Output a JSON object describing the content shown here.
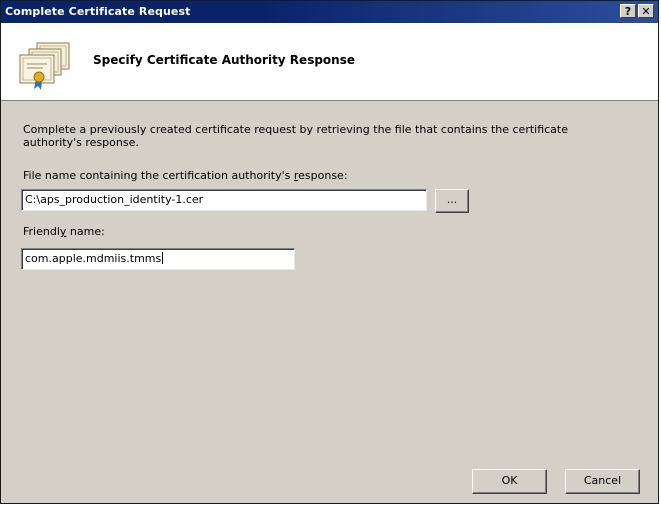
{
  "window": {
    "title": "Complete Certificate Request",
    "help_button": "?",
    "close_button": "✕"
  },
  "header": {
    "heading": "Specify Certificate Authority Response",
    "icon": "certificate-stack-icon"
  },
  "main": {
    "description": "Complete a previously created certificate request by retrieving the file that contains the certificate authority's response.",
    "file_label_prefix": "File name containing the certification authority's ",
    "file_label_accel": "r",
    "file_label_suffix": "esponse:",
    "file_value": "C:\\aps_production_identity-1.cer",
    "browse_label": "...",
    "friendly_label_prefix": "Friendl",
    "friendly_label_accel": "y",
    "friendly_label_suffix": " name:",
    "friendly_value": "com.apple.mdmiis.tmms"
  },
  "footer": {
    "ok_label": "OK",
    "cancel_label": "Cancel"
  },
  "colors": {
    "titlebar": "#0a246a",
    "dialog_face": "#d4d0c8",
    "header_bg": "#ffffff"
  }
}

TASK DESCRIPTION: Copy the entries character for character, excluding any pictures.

EXPECTED ANSWER:
Output a JSON object describing the content shown here.
{
  "window": {
    "title": "Complete Certificate Request",
    "help_button": "?",
    "close_button": "✕"
  },
  "header": {
    "heading": "Specify Certificate Authority Response",
    "icon": "certificate-stack-icon"
  },
  "main": {
    "description": "Complete a previously created certificate request by retrieving the file that contains the certificate authority's response.",
    "file_label_prefix": "File name containing the certification authority's ",
    "file_label_accel": "r",
    "file_label_suffix": "esponse:",
    "file_value": "C:\\aps_production_identity-1.cer",
    "browse_label": "...",
    "friendly_label_prefix": "Friendl",
    "friendly_label_accel": "y",
    "friendly_label_suffix": " name:",
    "friendly_value": "com.apple.mdmiis.tmms"
  },
  "footer": {
    "ok_label": "OK",
    "cancel_label": "Cancel"
  },
  "colors": {
    "titlebar": "#0a246a",
    "dialog_face": "#d4d0c8",
    "header_bg": "#ffffff"
  }
}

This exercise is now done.